> What is being asked
Please give the data again in full, exactly as it reads.
#### Exercise inputs
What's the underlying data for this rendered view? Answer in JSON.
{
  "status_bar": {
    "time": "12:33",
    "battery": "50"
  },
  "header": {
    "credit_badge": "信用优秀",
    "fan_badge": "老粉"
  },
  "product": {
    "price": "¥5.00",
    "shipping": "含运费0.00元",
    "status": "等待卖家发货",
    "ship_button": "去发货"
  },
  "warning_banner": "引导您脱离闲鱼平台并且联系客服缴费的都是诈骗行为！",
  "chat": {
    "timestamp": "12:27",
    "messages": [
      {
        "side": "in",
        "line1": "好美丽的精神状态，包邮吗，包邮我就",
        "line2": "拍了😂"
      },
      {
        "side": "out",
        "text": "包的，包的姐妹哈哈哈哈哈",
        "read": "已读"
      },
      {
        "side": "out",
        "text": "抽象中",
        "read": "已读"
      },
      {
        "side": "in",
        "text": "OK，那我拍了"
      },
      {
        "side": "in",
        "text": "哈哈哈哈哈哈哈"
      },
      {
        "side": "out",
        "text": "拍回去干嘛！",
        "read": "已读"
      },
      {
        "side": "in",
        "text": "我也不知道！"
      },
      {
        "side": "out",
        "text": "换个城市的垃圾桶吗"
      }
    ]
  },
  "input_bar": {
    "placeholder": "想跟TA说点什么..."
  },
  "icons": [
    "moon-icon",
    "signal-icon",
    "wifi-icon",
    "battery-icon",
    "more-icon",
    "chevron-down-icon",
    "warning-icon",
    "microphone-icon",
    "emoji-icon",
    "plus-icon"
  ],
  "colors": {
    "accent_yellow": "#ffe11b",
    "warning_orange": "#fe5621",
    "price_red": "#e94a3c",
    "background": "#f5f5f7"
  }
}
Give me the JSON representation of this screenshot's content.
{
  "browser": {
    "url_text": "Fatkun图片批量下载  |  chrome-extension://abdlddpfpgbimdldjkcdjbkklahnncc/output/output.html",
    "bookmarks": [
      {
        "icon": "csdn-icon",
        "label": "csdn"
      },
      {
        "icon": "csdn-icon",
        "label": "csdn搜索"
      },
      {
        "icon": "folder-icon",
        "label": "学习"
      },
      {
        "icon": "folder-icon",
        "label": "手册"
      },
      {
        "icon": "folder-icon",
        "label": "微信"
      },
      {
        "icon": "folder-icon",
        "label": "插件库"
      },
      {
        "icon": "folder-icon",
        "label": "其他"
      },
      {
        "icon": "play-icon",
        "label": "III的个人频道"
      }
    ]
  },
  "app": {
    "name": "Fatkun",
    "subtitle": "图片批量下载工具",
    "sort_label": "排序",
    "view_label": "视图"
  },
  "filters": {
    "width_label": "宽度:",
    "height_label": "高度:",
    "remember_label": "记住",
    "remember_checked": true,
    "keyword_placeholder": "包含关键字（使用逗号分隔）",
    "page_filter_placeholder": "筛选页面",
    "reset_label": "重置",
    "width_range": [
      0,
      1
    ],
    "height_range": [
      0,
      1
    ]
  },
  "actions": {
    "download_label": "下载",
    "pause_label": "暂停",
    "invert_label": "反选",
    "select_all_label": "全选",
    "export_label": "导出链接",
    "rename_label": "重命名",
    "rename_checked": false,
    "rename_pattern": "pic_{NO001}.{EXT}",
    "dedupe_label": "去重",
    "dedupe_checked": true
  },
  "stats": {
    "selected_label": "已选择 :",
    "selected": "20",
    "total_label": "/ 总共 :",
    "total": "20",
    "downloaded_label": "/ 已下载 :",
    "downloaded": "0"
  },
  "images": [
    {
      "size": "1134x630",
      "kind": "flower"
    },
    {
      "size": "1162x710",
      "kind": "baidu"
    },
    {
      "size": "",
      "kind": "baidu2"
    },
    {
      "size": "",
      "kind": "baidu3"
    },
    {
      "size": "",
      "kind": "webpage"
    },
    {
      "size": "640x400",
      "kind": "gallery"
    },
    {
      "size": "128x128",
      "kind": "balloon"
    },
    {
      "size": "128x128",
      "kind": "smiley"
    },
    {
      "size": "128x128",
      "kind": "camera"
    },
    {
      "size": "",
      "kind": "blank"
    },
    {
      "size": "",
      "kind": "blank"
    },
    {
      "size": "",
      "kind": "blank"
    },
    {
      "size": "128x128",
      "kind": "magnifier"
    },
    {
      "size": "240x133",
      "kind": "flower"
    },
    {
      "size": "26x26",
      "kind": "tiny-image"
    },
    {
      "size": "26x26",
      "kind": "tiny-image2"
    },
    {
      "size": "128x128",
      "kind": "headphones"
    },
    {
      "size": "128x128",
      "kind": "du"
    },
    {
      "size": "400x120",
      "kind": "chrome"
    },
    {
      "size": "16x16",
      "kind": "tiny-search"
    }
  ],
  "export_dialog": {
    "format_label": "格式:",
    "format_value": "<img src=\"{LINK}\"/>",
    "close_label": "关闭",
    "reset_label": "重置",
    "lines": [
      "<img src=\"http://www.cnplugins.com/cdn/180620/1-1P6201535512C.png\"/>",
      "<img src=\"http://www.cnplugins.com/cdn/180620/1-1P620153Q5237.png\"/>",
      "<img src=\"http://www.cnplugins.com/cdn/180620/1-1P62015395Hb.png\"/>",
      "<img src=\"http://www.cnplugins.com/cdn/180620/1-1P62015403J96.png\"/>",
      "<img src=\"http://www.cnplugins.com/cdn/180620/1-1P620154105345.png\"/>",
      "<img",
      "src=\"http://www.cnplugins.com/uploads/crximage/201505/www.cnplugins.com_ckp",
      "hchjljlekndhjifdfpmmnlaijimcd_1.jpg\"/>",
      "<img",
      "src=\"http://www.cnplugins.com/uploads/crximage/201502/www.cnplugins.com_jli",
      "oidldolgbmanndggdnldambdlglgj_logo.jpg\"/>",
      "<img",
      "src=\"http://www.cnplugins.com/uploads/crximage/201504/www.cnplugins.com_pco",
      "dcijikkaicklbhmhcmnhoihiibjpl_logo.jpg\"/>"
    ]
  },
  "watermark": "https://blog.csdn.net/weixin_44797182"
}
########
> Worked solution
What's the underlying data for this rendered view? Answer in JSON.
{
  "status_bar": {
    "time": "12:33",
    "battery": "50"
  },
  "header": {
    "credit_badge": "信用优秀",
    "fan_badge": "老粉"
  },
  "product": {
    "price": "¥5.00",
    "shipping": "含运费0.00元",
    "status": "等待卖家发货",
    "ship_button": "去发货"
  },
  "warning_banner": "引导您脱离闲鱼平台并且联系客服缴费的都是诈骗行为！",
  "chat": {
    "timestamp": "12:27",
    "messages": [
      {
        "side": "in",
        "line1": "好美丽的精神状态，包邮吗，包邮我就",
        "line2": "拍了😂"
      },
      {
        "side": "out",
        "text": "包的，包的姐妹哈哈哈哈哈",
        "read": "已读"
      },
      {
        "side": "out",
        "text": "抽象中",
        "read": "已读"
      },
      {
        "side": "in",
        "text": "OK，那我拍了"
      },
      {
        "side": "in",
        "text": "哈哈哈哈哈哈哈"
      },
      {
        "side": "out",
        "text": "拍回去干嘛！",
        "read": "已读"
      },
      {
        "side": "in",
        "text": "我也不知道！"
      },
      {
        "side": "out",
        "text": "换个城市的垃圾桶吗"
      }
    ]
  },
  "input_bar": {
    "placeholder": "想跟TA说点什么..."
  },
  "icons": [
    "moon-icon",
    "signal-icon",
    "wifi-icon",
    "battery-icon",
    "more-icon",
    "chevron-down-icon",
    "warning-icon",
    "microphone-icon",
    "emoji-icon",
    "plus-icon"
  ],
  "colors": {
    "accent_yellow": "#ffe11b",
    "warning_orange": "#fe5621",
    "price_red": "#e94a3c",
    "background": "#f5f5f7"
  }
}
Give me the JSON representation of this screenshot's content.
{
  "browser": {
    "url_text": "Fatkun图片批量下载  |  chrome-extension://abdlddpfpgbimdldjkcdjbkklahnncc/output/output.html",
    "bookmarks": [
      {
        "icon": "csdn-icon",
        "label": "csdn"
      },
      {
        "icon": "csdn-icon",
        "label": "csdn搜索"
      },
      {
        "icon": "folder-icon",
        "label": "学习"
      },
      {
        "icon": "folder-icon",
        "label": "手册"
      },
      {
        "icon": "folder-icon",
        "label": "微信"
      },
      {
        "icon": "folder-icon",
        "label": "插件库"
      },
      {
        "icon": "folder-icon",
        "label": "其他"
      },
      {
        "icon": "play-icon",
        "label": "III的个人频道"
      }
    ]
  },
  "app": {
    "name": "Fatkun",
    "subtitle": "图片批量下载工具",
    "sort_label": "排序",
    "view_label": "视图"
  },
  "filters": {
    "width_label": "宽度:",
    "height_label": "高度:",
    "remember_label": "记住",
    "remember_checked": true,
    "keyword_placeholder": "包含关键字（使用逗号分隔）",
    "page_filter_placeholder": "筛选页面",
    "reset_label": "重置",
    "width_range": [
      0,
      1
    ],
    "height_range": [
      0,
      1
    ]
  },
  "actions": {
    "download_label": "下载",
    "pause_label": "暂停",
    "invert_label": "反选",
    "select_all_label": "全选",
    "export_label": "导出链接",
    "rename_label": "重命名",
    "rename_checked": false,
    "rename_pattern": "pic_{NO001}.{EXT}",
    "dedupe_label": "去重",
    "dedupe_checked": true
  },
  "stats": {
    "selected_label": "已选择 :",
    "selected": "20",
    "total_label": "/ 总共 :",
    "total": "20",
    "downloaded_label": "/ 已下载 :",
    "downloaded": "0"
  },
  "images": [
    {
      "size": "1134x630",
      "kind": "flower"
    },
    {
      "size": "1162x710",
      "kind": "baidu"
    },
    {
      "size": "",
      "kind": "baidu2"
    },
    {
      "size": "",
      "kind": "baidu3"
    },
    {
      "size": "",
      "kind": "webpage"
    },
    {
      "size": "640x400",
      "kind": "gallery"
    },
    {
      "size": "128x128",
      "kind": "balloon"
    },
    {
      "size": "128x128",
      "kind": "smiley"
    },
    {
      "size": "128x128",
      "kind": "camera"
    },
    {
      "size": "",
      "kind": "blank"
    },
    {
      "size": "",
      "kind": "blank"
    },
    {
      "size": "",
      "kind": "blank"
    },
    {
      "size": "128x128",
      "kind": "magnifier"
    },
    {
      "size": "240x133",
      "kind": "flower"
    },
    {
      "size": "26x26",
      "kind": "tiny-image"
    },
    {
      "size": "26x26",
      "kind": "tiny-image2"
    },
    {
      "size": "128x128",
      "kind": "headphones"
    },
    {
      "size": "128x128",
      "kind": "du"
    },
    {
      "size": "400x120",
      "kind": "chrome"
    },
    {
      "size": "16x16",
      "kind": "tiny-search"
    }
  ],
  "export_dialog": {
    "format_label": "格式:",
    "format_value": "<img src=\"{LINK}\"/>",
    "close_label": "关闭",
    "reset_label": "重置",
    "lines": [
      "<img src=\"http://www.cnplugins.com/cdn/180620/1-1P6201535512C.png\"/>",
      "<img src=\"http://www.cnplugins.com/cdn/180620/1-1P620153Q5237.png\"/>",
      "<img src=\"http://www.cnplugins.com/cdn/180620/1-1P62015395Hb.png\"/>",
      "<img src=\"http://www.cnplugins.com/cdn/180620/1-1P62015403J96.png\"/>",
      "<img src=\"http://www.cnplugins.com/cdn/180620/1-1P620154105345.png\"/>",
      "<img",
      "src=\"http://www.cnplugins.com/uploads/crximage/201505/www.cnplugins.com_ckp",
      "hchjljlekndhjifdfpmmnlaijimcd_1.jpg\"/>",
      "<img",
      "src=\"http://www.cnplugins.com/uploads/crximage/201502/www.cnplugins.com_jli",
      "oidldolgbmanndggdnldambdlglgj_logo.jpg\"/>",
      "<img",
      "src=\"http://www.cnplugins.com/uploads/crximage/201504/www.cnplugins.com_pco",
      "dcijikkaicklbhmhcmnhoihiibjpl_logo.jpg\"/>"
    ]
  },
  "watermark": "https://blog.csdn.net/weixin_44797182"
}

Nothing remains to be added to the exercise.